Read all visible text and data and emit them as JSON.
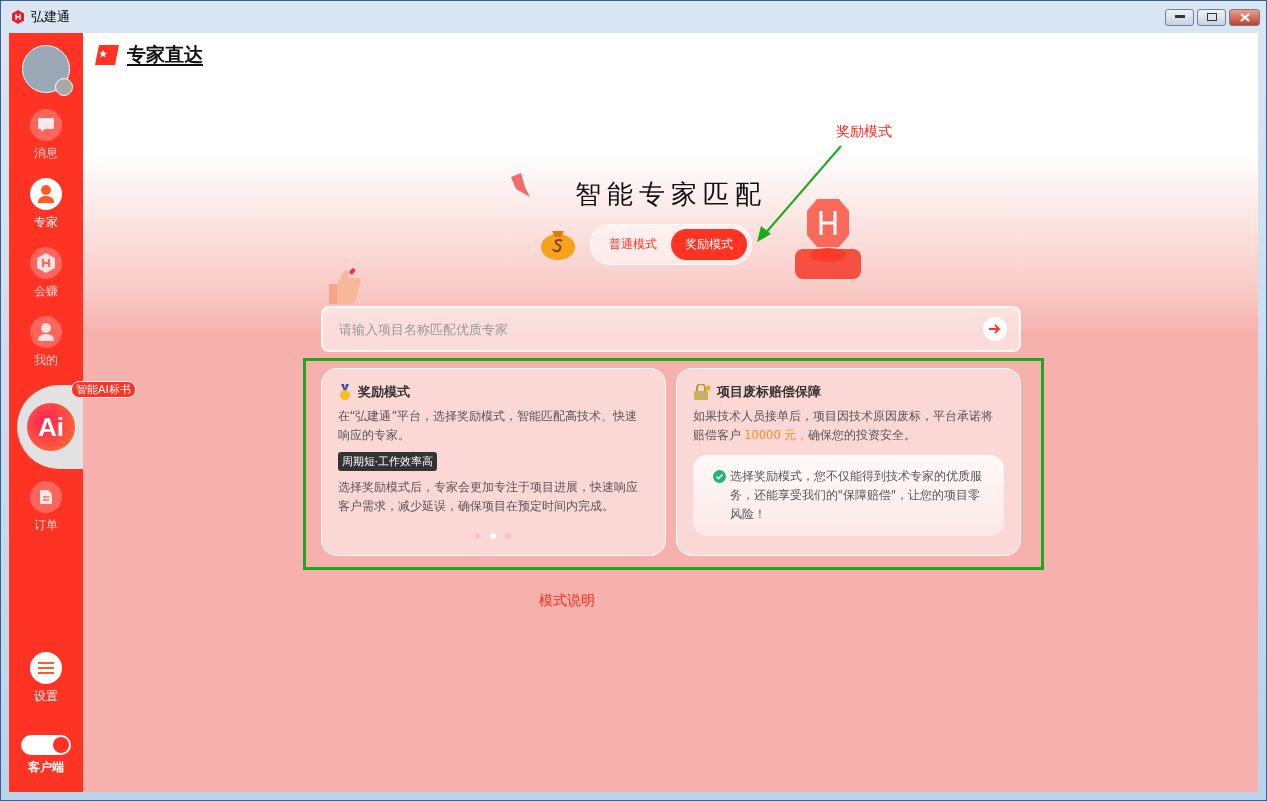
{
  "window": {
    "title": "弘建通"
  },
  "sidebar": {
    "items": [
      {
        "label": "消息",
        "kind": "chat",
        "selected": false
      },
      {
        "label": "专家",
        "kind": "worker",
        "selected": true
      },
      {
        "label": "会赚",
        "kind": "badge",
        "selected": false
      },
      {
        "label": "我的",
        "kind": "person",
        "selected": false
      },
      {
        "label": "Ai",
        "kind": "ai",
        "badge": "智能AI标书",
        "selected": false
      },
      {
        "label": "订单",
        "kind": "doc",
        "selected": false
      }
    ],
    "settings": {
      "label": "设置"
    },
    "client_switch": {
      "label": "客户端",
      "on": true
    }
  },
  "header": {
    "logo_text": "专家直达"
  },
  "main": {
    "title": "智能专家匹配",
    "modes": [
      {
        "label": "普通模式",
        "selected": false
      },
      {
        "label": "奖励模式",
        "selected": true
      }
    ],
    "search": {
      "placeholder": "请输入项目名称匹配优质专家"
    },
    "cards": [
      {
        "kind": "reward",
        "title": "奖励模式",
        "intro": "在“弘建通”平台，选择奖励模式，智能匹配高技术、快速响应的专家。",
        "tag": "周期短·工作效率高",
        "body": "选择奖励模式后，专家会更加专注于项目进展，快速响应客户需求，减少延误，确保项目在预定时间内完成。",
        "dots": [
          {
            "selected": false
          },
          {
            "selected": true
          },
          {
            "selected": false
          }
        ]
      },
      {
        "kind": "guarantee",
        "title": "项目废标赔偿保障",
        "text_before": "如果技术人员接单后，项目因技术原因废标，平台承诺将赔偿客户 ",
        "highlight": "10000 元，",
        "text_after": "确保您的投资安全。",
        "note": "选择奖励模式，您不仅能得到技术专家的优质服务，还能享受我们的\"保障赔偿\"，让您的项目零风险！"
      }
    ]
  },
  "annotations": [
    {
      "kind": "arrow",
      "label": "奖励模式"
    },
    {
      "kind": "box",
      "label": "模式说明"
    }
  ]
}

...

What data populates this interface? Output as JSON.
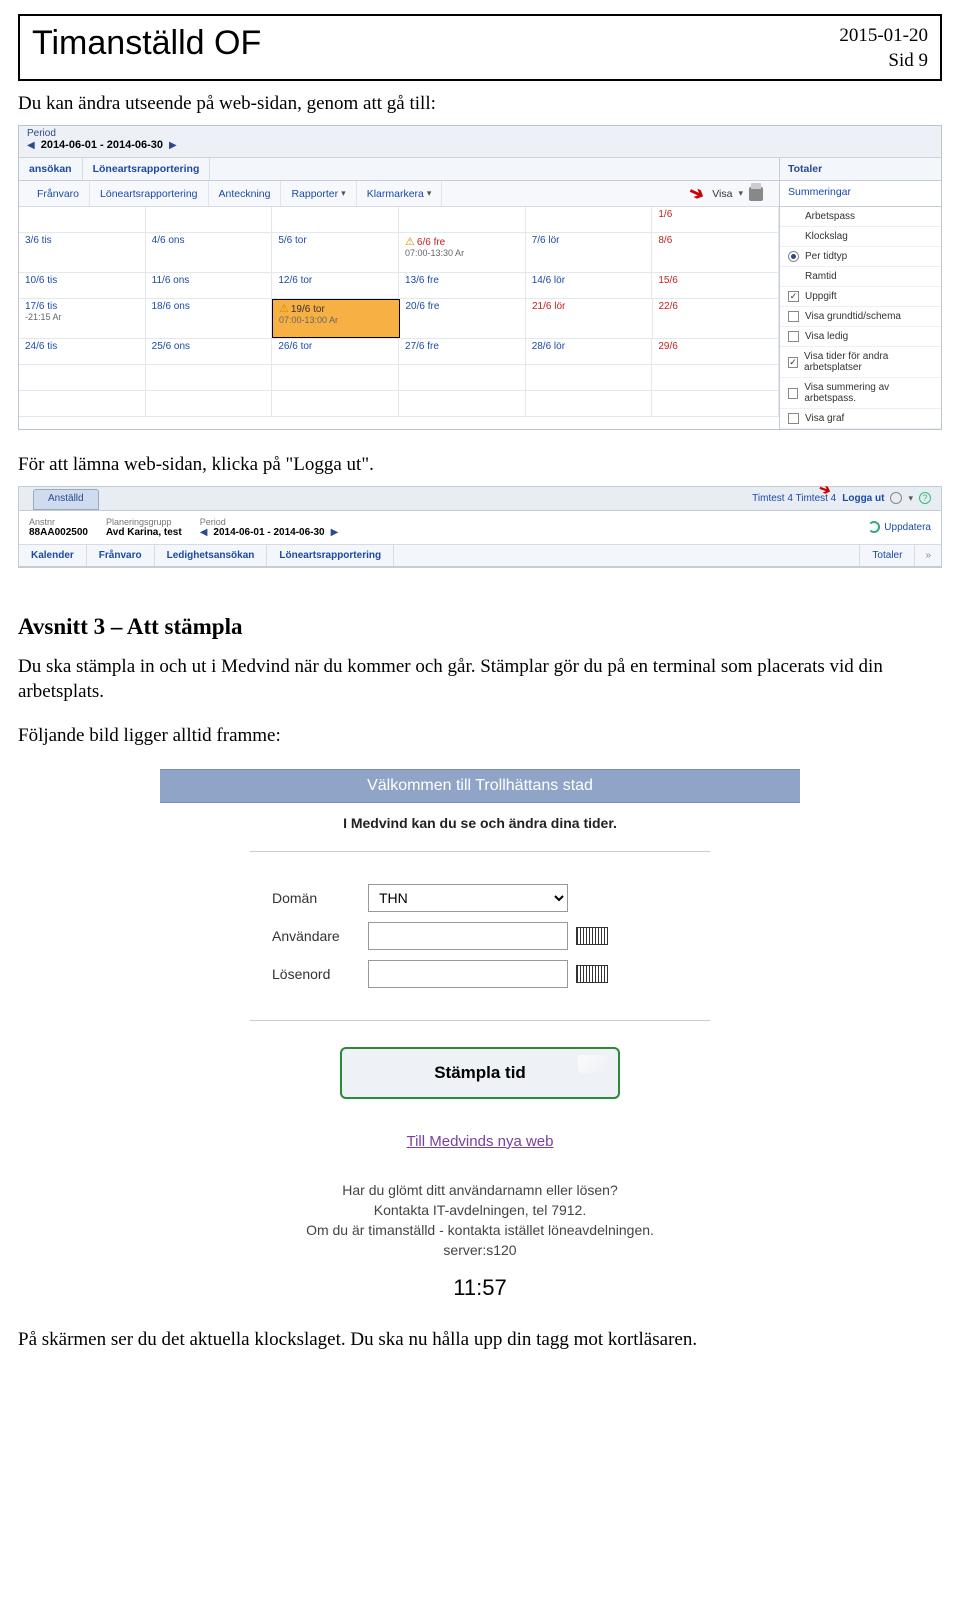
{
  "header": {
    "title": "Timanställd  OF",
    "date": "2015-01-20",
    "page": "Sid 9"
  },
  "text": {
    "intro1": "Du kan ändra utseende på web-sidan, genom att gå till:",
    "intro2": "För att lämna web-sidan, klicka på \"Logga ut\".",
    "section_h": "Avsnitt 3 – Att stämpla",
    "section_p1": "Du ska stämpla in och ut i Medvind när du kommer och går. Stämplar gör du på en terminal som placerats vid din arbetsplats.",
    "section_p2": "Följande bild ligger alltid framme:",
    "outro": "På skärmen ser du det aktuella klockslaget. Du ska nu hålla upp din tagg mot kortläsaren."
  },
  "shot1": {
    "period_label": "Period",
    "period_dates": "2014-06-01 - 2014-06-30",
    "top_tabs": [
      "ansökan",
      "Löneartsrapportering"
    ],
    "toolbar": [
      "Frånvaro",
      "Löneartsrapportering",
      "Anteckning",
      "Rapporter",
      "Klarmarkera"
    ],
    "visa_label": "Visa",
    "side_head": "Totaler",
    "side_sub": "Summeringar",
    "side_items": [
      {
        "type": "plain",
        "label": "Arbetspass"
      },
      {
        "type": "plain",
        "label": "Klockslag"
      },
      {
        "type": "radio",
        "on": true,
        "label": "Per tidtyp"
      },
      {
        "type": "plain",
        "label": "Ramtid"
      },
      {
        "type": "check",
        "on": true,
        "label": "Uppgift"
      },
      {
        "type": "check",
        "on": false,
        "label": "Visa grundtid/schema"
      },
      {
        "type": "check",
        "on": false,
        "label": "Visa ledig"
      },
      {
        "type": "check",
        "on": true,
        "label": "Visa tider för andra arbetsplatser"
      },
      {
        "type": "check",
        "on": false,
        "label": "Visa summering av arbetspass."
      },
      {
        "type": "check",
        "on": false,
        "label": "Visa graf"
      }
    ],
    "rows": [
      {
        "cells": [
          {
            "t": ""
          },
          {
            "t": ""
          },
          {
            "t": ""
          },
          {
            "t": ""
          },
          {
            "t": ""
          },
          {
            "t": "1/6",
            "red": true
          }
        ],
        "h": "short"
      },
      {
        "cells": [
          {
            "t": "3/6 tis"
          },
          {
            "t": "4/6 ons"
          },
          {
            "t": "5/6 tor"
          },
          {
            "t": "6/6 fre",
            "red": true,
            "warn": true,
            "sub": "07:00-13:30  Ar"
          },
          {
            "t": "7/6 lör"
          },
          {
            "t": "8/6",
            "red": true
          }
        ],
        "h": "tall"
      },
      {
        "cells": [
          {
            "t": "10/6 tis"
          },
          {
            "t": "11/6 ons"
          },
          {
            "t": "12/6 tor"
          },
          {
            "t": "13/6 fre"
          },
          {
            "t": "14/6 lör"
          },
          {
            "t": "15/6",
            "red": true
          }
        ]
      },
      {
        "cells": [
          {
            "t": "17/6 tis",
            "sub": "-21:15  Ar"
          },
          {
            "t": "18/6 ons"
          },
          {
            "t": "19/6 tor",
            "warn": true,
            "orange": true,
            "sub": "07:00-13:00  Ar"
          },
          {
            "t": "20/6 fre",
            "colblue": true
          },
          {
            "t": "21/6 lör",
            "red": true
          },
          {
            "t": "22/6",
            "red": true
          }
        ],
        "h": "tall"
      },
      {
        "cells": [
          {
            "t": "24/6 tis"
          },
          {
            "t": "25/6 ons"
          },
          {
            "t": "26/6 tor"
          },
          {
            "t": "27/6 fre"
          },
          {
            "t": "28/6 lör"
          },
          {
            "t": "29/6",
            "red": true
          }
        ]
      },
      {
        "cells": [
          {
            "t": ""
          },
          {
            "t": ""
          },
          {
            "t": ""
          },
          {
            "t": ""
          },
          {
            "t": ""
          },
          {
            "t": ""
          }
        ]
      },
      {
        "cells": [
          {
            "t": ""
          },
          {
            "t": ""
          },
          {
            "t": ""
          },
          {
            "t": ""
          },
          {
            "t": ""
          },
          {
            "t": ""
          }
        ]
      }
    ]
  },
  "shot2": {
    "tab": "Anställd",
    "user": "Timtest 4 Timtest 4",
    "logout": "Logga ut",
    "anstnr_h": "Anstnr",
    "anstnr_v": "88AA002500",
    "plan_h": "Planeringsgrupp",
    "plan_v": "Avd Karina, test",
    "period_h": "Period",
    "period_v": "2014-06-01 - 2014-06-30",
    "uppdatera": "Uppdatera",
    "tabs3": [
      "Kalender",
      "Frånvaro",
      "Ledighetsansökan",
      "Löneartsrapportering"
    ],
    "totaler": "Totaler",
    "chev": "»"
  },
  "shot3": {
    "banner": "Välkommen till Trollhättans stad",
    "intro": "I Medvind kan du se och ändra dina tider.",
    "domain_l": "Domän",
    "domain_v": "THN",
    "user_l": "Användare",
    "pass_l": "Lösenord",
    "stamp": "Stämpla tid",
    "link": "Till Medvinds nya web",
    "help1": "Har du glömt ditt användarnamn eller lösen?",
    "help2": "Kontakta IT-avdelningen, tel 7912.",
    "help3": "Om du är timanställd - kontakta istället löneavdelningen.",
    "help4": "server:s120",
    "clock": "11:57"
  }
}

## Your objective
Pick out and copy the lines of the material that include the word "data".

## Result of the task
Read all visible text and data and emit them as JSON.
What data populates this interface? Output as JSON.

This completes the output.